Under plans proposed by the National Maternity Review, women would be told about local NHS providers, but given flexibility to make their own choices about their care.
Mums-to-be could opt for a hospital near work for routine scans, but a hospital closer to home for their baby’s birth, or choose a provider offering the same midwife throughout pregnancy, birth and postnatal care, the authors said.
The proposals have been compared to personal health budgets, where people with disabilities or long-term conditions have a say over how NHS cash is spent on their care.
That system has come under fire amid reports of abuse, with some patients using their budgets to buy holidays and video games.
Despite rapid improvement over the last 10 years, the review highlights safety concerns, including some hospitals failing to own up when something has gone wrong.
The review’s authors call for a standardised investigation process and “rapid redress” for families whose babies suffer harm.

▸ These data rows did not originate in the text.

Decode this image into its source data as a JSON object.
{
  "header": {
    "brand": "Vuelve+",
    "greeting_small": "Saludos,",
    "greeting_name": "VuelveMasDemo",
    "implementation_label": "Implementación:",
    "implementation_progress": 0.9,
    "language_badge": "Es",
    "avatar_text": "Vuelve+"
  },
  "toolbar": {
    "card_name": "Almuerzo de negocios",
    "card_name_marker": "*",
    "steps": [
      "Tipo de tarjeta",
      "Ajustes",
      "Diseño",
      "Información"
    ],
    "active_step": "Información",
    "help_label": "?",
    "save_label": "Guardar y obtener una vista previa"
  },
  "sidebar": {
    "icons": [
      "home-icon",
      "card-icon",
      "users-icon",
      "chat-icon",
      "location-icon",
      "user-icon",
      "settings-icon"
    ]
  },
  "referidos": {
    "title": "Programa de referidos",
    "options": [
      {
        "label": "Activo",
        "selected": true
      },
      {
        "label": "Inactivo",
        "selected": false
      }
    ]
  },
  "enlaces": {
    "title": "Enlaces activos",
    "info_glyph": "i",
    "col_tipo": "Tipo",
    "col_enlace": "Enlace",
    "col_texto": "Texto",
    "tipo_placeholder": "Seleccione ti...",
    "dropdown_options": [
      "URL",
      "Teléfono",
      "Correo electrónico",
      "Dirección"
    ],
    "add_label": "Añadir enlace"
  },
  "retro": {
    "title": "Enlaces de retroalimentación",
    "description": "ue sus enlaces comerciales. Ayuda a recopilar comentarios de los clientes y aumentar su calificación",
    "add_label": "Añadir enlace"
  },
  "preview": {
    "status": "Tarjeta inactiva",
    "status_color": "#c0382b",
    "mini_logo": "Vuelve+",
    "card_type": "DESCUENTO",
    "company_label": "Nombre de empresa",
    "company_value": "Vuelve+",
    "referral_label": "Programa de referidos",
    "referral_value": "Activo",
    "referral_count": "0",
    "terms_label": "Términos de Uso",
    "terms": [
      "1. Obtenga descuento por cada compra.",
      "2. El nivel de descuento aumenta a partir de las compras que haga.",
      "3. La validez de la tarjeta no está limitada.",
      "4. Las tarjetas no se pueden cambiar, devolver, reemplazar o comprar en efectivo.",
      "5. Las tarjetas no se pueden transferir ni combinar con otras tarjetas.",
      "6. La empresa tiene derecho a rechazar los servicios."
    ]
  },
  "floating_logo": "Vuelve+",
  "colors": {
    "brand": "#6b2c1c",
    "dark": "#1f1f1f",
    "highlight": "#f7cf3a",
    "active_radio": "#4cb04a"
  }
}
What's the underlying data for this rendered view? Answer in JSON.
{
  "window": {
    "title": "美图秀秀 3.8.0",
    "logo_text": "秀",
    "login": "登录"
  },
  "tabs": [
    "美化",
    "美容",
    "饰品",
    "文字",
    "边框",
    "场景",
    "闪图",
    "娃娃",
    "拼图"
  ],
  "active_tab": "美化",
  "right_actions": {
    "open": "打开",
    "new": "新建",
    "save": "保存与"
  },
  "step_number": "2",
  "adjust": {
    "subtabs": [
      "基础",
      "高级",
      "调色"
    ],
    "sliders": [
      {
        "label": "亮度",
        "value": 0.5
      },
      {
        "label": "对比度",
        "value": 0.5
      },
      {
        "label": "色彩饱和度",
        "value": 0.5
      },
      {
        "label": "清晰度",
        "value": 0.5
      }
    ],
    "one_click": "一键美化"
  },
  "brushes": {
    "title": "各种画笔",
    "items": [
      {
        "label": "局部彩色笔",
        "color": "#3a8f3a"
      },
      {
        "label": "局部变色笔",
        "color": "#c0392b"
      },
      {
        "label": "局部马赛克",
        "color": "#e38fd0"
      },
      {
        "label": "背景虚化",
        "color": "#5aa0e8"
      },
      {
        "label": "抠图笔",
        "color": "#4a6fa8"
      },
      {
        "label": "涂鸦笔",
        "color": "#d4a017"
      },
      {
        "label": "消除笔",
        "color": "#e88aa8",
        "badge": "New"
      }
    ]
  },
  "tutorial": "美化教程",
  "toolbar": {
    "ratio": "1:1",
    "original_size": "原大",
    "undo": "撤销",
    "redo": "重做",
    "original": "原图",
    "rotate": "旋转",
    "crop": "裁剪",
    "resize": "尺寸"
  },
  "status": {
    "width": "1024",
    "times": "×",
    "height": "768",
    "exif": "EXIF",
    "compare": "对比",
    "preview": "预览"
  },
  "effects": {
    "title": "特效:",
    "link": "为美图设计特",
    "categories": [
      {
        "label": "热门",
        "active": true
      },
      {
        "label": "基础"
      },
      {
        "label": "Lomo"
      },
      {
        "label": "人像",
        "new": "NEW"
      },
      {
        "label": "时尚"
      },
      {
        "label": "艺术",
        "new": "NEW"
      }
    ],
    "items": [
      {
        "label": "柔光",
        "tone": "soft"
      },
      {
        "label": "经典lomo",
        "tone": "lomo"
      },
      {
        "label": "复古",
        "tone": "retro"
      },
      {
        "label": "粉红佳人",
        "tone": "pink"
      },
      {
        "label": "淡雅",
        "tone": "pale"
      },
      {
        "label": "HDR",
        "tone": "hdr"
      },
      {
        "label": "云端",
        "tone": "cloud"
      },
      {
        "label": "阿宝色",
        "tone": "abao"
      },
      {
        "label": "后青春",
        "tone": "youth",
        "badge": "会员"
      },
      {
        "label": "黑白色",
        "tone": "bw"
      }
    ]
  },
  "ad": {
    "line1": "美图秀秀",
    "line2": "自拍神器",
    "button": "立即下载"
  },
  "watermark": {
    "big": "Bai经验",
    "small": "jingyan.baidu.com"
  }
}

The review also calls for better continuity of care and more resources for postnatal care.
Chair Baroness Julia Cumberlege said: “Women have told us they want to be given genuine choices and have the same person looking after them throughout their care.
“We must ensure that all care is as safe as the best and we need to break down boundaries and work together to reduce the variation in the quality of services and provide a good experience for all women.”
Simon Stevens, chief executive of NHS England, said: “The independent review… rightly argues that the NHS could and should raise its game on personalised support for parents and their babies, better team working, better use of technology, and more joined-up maternity and mental health services.”